Check every line of the entries below for the word "color", then give only the number of lines that have it.

Extracted entries Block Start

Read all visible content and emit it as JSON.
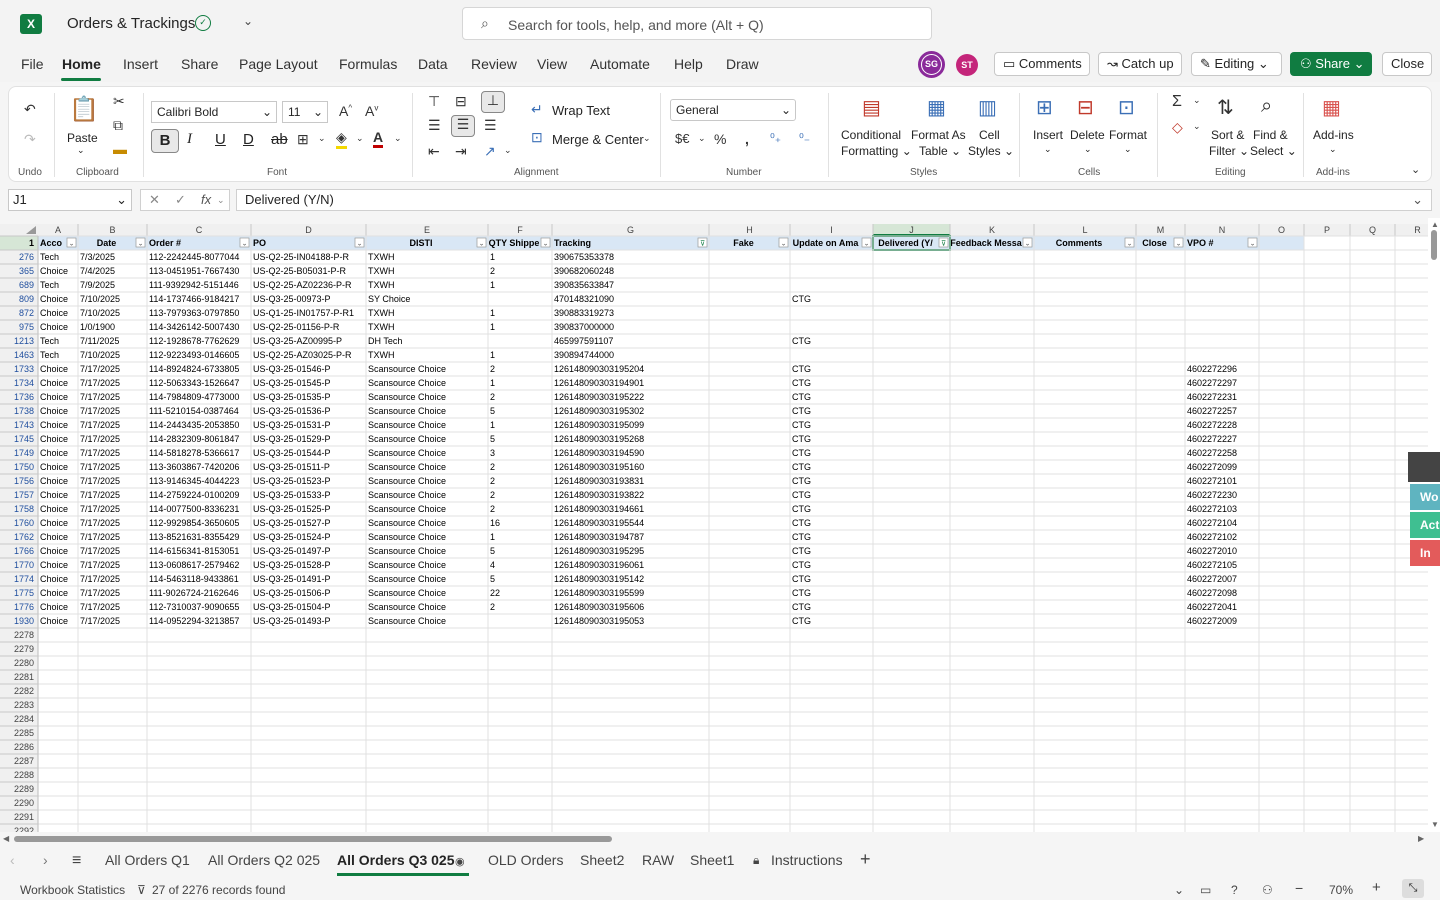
{
  "app": {
    "title": "Orders & Trackings",
    "search_placeholder": "Search for tools, help, and more (Alt + Q)"
  },
  "menu": [
    "File",
    "Home",
    "Insert",
    "Share",
    "Page Layout",
    "Formulas",
    "Data",
    "Review",
    "View",
    "Automate",
    "Help",
    "Draw"
  ],
  "menu_active": "Home",
  "users": [
    {
      "initials": "SG",
      "color": "#8a2a9a"
    },
    {
      "initials": "ST",
      "color": "#c4257a"
    }
  ],
  "top_buttons": {
    "comments": "Comments",
    "catchup": "Catch up",
    "editing": "Editing",
    "share": "Share",
    "close": "Close"
  },
  "ribbon": {
    "undo_label": "Undo",
    "paste": "Paste",
    "clipboard": "Clipboard",
    "font_name": "Calibri Bold",
    "font_size": "11",
    "font": "Font",
    "wrap_text": "Wrap Text",
    "merge_center": "Merge & Center",
    "alignment": "Alignment",
    "number_format": "General",
    "number": "Number",
    "conditional_1": "Conditional",
    "conditional_2": "Formatting",
    "format_table_1": "Format As",
    "format_table_2": "Table",
    "cell_styles_1": "Cell",
    "cell_styles_2": "Styles",
    "styles": "Styles",
    "insert": "Insert",
    "delete": "Delete",
    "format": "Format",
    "cells": "Cells",
    "sort_1": "Sort &",
    "sort_2": "Filter",
    "find_1": "Find &",
    "find_2": "Select",
    "editing": "Editing",
    "addins": "Add-ins",
    "addins_group": "Add-ins"
  },
  "formula": {
    "name_box": "J1",
    "content": "Delivered (Y/N)"
  },
  "columns": [
    "A",
    "B",
    "C",
    "D",
    "E",
    "F",
    "G",
    "H",
    "I",
    "J",
    "K",
    "L",
    "M",
    "N",
    "O",
    "P",
    "Q",
    "R"
  ],
  "header_row": {
    "row_num": "1",
    "cells": [
      "Acco",
      "Date",
      "Order #",
      "PO",
      "DISTI",
      "QTY Shippe",
      "Tracking",
      "Fake",
      "Update on Ama",
      "Delivered (Y/",
      "Feedback Messa",
      "Comments",
      "Close",
      "VPO #",
      "",
      "",
      "",
      ""
    ]
  },
  "rows": [
    {
      "n": "276",
      "c": [
        "Tech",
        "7/3/2025",
        "112-2242445-8077044",
        "US-Q2-25-IN04188-P-R",
        "TXWH",
        "1",
        "390675353378",
        "",
        "",
        "",
        "",
        "",
        "",
        ""
      ]
    },
    {
      "n": "365",
      "c": [
        "Choice",
        "7/4/2025",
        "113-0451951-7667430",
        "US-Q2-25-B05031-P-R",
        "TXWH",
        "2",
        "390682060248",
        "",
        "",
        "",
        "",
        "",
        "",
        ""
      ]
    },
    {
      "n": "689",
      "c": [
        "Tech",
        "7/9/2025",
        "111-9392942-5151446",
        "US-Q2-25-AZ02236-P-R",
        "TXWH",
        "1",
        "390835633847",
        "",
        "",
        "",
        "",
        "",
        "",
        ""
      ]
    },
    {
      "n": "809",
      "c": [
        "Choice",
        "7/10/2025",
        "114-1737466-9184217",
        "US-Q3-25-00973-P",
        "SY Choice",
        "",
        "470148321090",
        "",
        "CTG",
        "",
        "",
        "",
        "",
        ""
      ]
    },
    {
      "n": "872",
      "c": [
        "Choice",
        "7/10/2025",
        "113-7979363-0797850",
        "US-Q1-25-IN01757-P-R1",
        "TXWH",
        "1",
        "390883319273",
        "",
        "",
        "",
        "",
        "",
        "",
        ""
      ]
    },
    {
      "n": "975",
      "c": [
        "Choice",
        "1/0/1900",
        "114-3426142-5007430",
        "US-Q2-25-01156-P-R",
        "TXWH",
        "1",
        "390837000000",
        "",
        "",
        "",
        "",
        "",
        "",
        ""
      ]
    },
    {
      "n": "1213",
      "c": [
        "Tech",
        "7/11/2025",
        "112-1928678-7762629",
        "US-Q3-25-AZ00995-P",
        "DH Tech",
        "",
        "465997591107",
        "",
        "CTG",
        "",
        "",
        "",
        "",
        ""
      ]
    },
    {
      "n": "1463",
      "c": [
        "Tech",
        "7/10/2025",
        "112-9223493-0146605",
        "US-Q2-25-AZ03025-P-R",
        "TXWH",
        "1",
        "390894744000",
        "",
        "",
        "",
        "",
        "",
        "",
        ""
      ]
    },
    {
      "n": "1733",
      "c": [
        "Choice",
        "7/17/2025",
        "114-8924824-6733805",
        "US-Q3-25-01546-P",
        "Scansource Choice",
        "2",
        "126148090303195204",
        "",
        "CTG",
        "",
        "",
        "",
        "",
        "4602272296"
      ]
    },
    {
      "n": "1734",
      "c": [
        "Choice",
        "7/17/2025",
        "112-5063343-1526647",
        "US-Q3-25-01545-P",
        "Scansource Choice",
        "1",
        "126148090303194901",
        "",
        "CTG",
        "",
        "",
        "",
        "",
        "4602272297"
      ]
    },
    {
      "n": "1736",
      "c": [
        "Choice",
        "7/17/2025",
        "114-7984809-4773000",
        "US-Q3-25-01535-P",
        "Scansource Choice",
        "2",
        "126148090303195222",
        "",
        "CTG",
        "",
        "",
        "",
        "",
        "4602272231"
      ]
    },
    {
      "n": "1738",
      "c": [
        "Choice",
        "7/17/2025",
        "111-5210154-0387464",
        "US-Q3-25-01536-P",
        "Scansource Choice",
        "5",
        "126148090303195302",
        "",
        "CTG",
        "",
        "",
        "",
        "",
        "4602272257"
      ]
    },
    {
      "n": "1743",
      "c": [
        "Choice",
        "7/17/2025",
        "114-2443435-2053850",
        "US-Q3-25-01531-P",
        "Scansource Choice",
        "1",
        "126148090303195099",
        "",
        "CTG",
        "",
        "",
        "",
        "",
        "4602272228"
      ]
    },
    {
      "n": "1745",
      "c": [
        "Choice",
        "7/17/2025",
        "114-2832309-8061847",
        "US-Q3-25-01529-P",
        "Scansource Choice",
        "5",
        "126148090303195268",
        "",
        "CTG",
        "",
        "",
        "",
        "",
        "4602272227"
      ]
    },
    {
      "n": "1749",
      "c": [
        "Choice",
        "7/17/2025",
        "114-5818278-5366617",
        "US-Q3-25-01544-P",
        "Scansource Choice",
        "3",
        "126148090303194590",
        "",
        "CTG",
        "",
        "",
        "",
        "",
        "4602272258"
      ]
    },
    {
      "n": "1750",
      "c": [
        "Choice",
        "7/17/2025",
        "113-3603867-7420206",
        "US-Q3-25-01511-P",
        "Scansource Choice",
        "2",
        "126148090303195160",
        "",
        "CTG",
        "",
        "",
        "",
        "",
        "4602272099"
      ]
    },
    {
      "n": "1756",
      "c": [
        "Choice",
        "7/17/2025",
        "113-9146345-4044223",
        "US-Q3-25-01523-P",
        "Scansource Choice",
        "2",
        "126148090303193831",
        "",
        "CTG",
        "",
        "",
        "",
        "",
        "4602272101"
      ]
    },
    {
      "n": "1757",
      "c": [
        "Choice",
        "7/17/2025",
        "114-2759224-0100209",
        "US-Q3-25-01533-P",
        "Scansource Choice",
        "2",
        "126148090303193822",
        "",
        "CTG",
        "",
        "",
        "",
        "",
        "4602272230"
      ]
    },
    {
      "n": "1758",
      "c": [
        "Choice",
        "7/17/2025",
        "114-0077500-8336231",
        "US-Q3-25-01525-P",
        "Scansource Choice",
        "2",
        "126148090303194661",
        "",
        "CTG",
        "",
        "",
        "",
        "",
        "4602272103"
      ]
    },
    {
      "n": "1760",
      "c": [
        "Choice",
        "7/17/2025",
        "112-9929854-3650605",
        "US-Q3-25-01527-P",
        "Scansource Choice",
        "16",
        "126148090303195544",
        "",
        "CTG",
        "",
        "",
        "",
        "",
        "4602272104"
      ]
    },
    {
      "n": "1762",
      "c": [
        "Choice",
        "7/17/2025",
        "113-8521631-8355429",
        "US-Q3-25-01524-P",
        "Scansource Choice",
        "1",
        "126148090303194787",
        "",
        "CTG",
        "",
        "",
        "",
        "",
        "4602272102"
      ]
    },
    {
      "n": "1766",
      "c": [
        "Choice",
        "7/17/2025",
        "114-6156341-8153051",
        "US-Q3-25-01497-P",
        "Scansource Choice",
        "5",
        "126148090303195295",
        "",
        "CTG",
        "",
        "",
        "",
        "",
        "4602272010"
      ]
    },
    {
      "n": "1770",
      "c": [
        "Choice",
        "7/17/2025",
        "113-0608617-2579462",
        "US-Q3-25-01528-P",
        "Scansource Choice",
        "4",
        "126148090303196061",
        "",
        "CTG",
        "",
        "",
        "",
        "",
        "4602272105"
      ]
    },
    {
      "n": "1774",
      "c": [
        "Choice",
        "7/17/2025",
        "114-5463118-9433861",
        "US-Q3-25-01491-P",
        "Scansource Choice",
        "5",
        "126148090303195142",
        "",
        "CTG",
        "",
        "",
        "",
        "",
        "4602272007"
      ]
    },
    {
      "n": "1775",
      "c": [
        "Choice",
        "7/17/2025",
        "111-9026724-2162646",
        "US-Q3-25-01506-P",
        "Scansource Choice",
        "22",
        "126148090303195599",
        "",
        "CTG",
        "",
        "",
        "",
        "",
        "4602272098"
      ]
    },
    {
      "n": "1776",
      "c": [
        "Choice",
        "7/17/2025",
        "112-7310037-9090655",
        "US-Q3-25-01504-P",
        "Scansource Choice",
        "2",
        "126148090303195606",
        "",
        "CTG",
        "",
        "",
        "",
        "",
        "4602272041"
      ]
    },
    {
      "n": "1930",
      "c": [
        "Choice",
        "7/17/2025",
        "114-0952294-3213857",
        "US-Q3-25-01493-P",
        "Scansource Choice",
        "",
        "126148090303195053",
        "",
        "CTG",
        "",
        "",
        "",
        "",
        "4602272009"
      ]
    }
  ],
  "empty_rows": [
    "2278",
    "2279",
    "2280",
    "2281",
    "2282",
    "2283",
    "2284",
    "2285",
    "2286",
    "2287",
    "2288",
    "2289",
    "2290",
    "2291",
    "2292"
  ],
  "sheets": [
    "All Orders Q1",
    "All Orders Q2 025",
    "All Orders Q3 025",
    "OLD Orders",
    "Sheet2",
    "RAW",
    "Sheet1",
    "Instructions"
  ],
  "active_sheet": "All Orders Q3 025",
  "side_tabs": [
    {
      "label": "Wo",
      "color": "#5fb4c0"
    },
    {
      "label": "Act",
      "color": "#3fbf91"
    },
    {
      "label": "In A",
      "color": "#e35b5b"
    }
  ],
  "status": {
    "workbook_stats": "Workbook Statistics",
    "records": "27 of 2276 records found",
    "zoom": "70%"
  }
}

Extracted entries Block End

Response to this exercise
5